DATASET ENTRIES:

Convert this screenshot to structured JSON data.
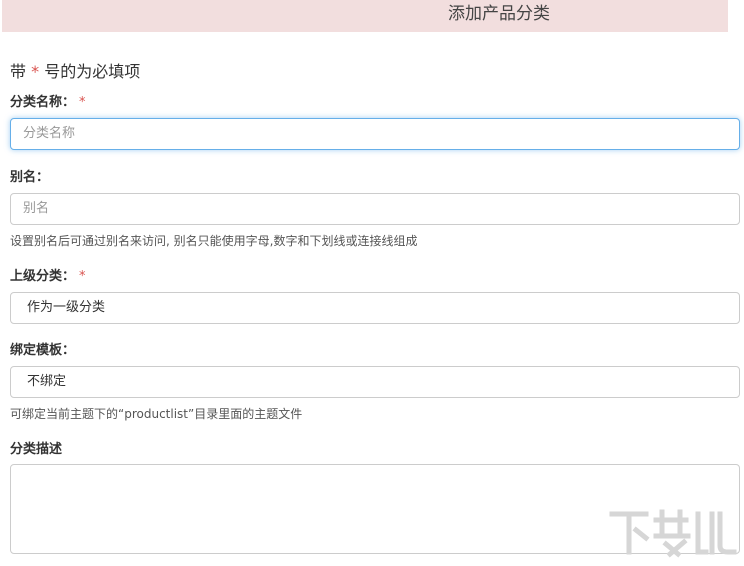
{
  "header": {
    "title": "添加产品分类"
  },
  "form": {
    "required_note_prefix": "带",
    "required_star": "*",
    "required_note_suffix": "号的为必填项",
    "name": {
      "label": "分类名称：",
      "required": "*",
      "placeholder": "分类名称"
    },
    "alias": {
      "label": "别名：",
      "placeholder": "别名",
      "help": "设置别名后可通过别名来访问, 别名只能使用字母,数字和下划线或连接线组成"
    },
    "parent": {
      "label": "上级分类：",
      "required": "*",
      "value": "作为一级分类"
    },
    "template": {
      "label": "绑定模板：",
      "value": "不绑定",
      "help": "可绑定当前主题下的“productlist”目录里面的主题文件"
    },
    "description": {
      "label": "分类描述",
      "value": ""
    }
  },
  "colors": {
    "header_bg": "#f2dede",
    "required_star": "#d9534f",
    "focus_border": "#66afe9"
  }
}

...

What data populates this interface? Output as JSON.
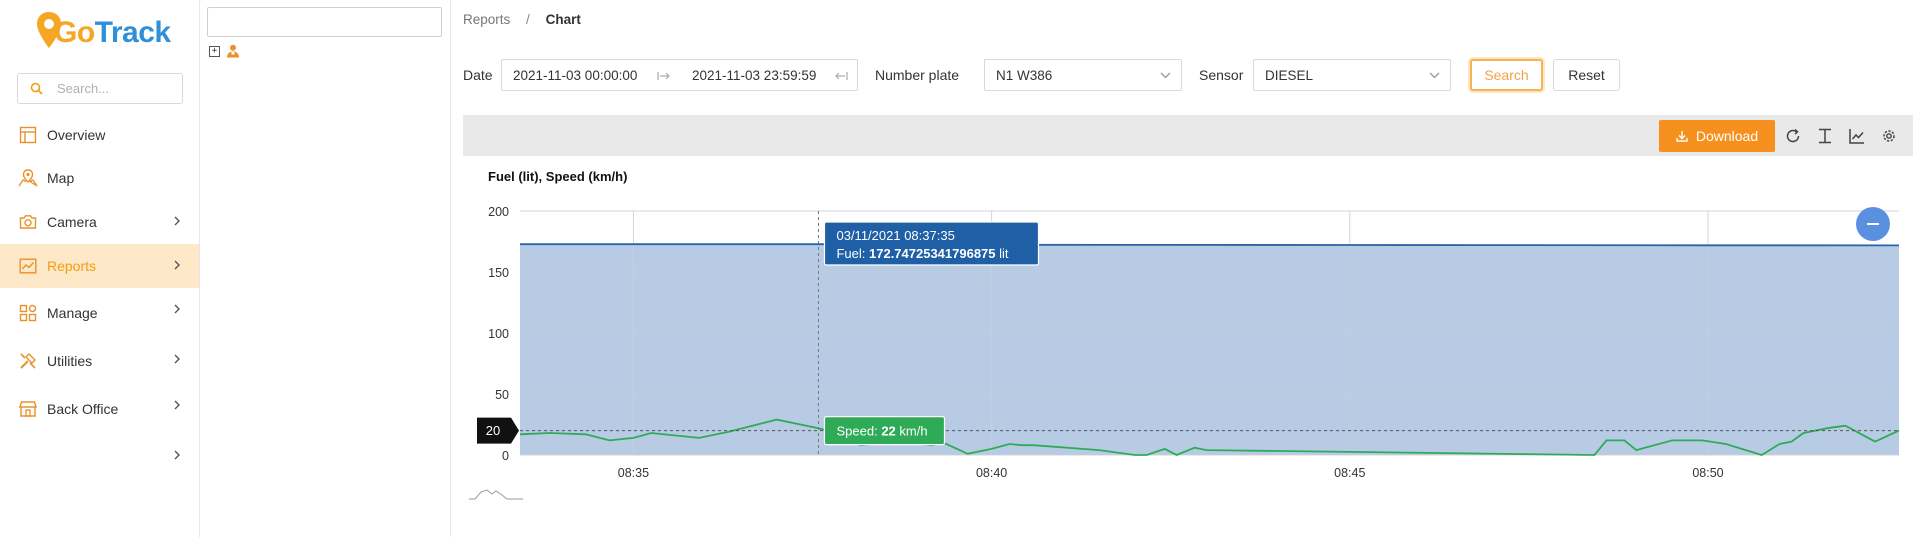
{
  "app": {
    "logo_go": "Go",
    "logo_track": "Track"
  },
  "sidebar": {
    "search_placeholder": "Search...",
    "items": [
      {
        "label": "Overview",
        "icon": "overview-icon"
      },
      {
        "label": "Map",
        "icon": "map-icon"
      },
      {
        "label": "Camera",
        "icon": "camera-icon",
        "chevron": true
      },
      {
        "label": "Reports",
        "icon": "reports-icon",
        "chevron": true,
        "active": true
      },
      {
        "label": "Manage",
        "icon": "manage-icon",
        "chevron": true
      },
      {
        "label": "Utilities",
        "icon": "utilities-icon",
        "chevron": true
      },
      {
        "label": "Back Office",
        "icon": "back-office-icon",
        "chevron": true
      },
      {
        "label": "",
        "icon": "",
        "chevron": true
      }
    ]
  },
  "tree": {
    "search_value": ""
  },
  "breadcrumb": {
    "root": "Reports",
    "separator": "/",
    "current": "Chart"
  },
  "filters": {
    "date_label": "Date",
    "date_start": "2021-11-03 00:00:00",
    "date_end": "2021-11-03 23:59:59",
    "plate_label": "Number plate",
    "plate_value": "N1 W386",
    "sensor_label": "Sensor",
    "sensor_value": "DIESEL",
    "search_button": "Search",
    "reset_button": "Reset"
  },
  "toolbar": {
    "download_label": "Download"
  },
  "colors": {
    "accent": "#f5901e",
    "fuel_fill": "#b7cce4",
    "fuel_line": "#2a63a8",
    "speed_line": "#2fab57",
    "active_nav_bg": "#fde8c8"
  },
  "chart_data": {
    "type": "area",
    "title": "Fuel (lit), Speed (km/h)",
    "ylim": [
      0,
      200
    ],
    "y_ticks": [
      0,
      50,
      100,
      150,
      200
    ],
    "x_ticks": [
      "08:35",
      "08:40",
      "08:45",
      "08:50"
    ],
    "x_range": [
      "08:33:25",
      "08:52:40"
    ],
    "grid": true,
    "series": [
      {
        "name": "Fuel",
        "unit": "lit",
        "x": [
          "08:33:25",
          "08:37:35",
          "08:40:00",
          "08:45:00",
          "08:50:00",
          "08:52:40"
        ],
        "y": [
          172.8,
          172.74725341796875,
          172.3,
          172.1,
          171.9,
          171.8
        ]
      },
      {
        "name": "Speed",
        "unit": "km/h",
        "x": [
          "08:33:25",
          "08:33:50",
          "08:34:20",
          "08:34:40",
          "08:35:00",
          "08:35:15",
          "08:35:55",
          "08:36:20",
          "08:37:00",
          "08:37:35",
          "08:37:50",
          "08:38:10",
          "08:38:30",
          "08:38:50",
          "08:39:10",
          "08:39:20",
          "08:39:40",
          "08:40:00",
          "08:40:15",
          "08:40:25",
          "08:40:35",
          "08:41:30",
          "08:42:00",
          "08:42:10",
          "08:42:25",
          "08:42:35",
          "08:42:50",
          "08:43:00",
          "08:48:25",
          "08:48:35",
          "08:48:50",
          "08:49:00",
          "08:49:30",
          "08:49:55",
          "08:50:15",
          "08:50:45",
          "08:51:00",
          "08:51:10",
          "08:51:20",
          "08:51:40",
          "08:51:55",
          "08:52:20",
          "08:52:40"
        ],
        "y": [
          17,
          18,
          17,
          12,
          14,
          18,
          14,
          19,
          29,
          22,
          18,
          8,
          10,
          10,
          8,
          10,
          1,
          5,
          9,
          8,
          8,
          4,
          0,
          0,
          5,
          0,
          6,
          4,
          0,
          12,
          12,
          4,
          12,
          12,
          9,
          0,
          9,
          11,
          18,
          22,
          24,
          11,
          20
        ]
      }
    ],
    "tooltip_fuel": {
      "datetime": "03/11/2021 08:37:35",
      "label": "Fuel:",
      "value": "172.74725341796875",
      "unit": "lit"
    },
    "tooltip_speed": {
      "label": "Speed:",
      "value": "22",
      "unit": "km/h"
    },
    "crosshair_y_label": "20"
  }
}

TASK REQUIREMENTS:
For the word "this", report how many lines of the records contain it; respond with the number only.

WRITTEN ANSWER:
2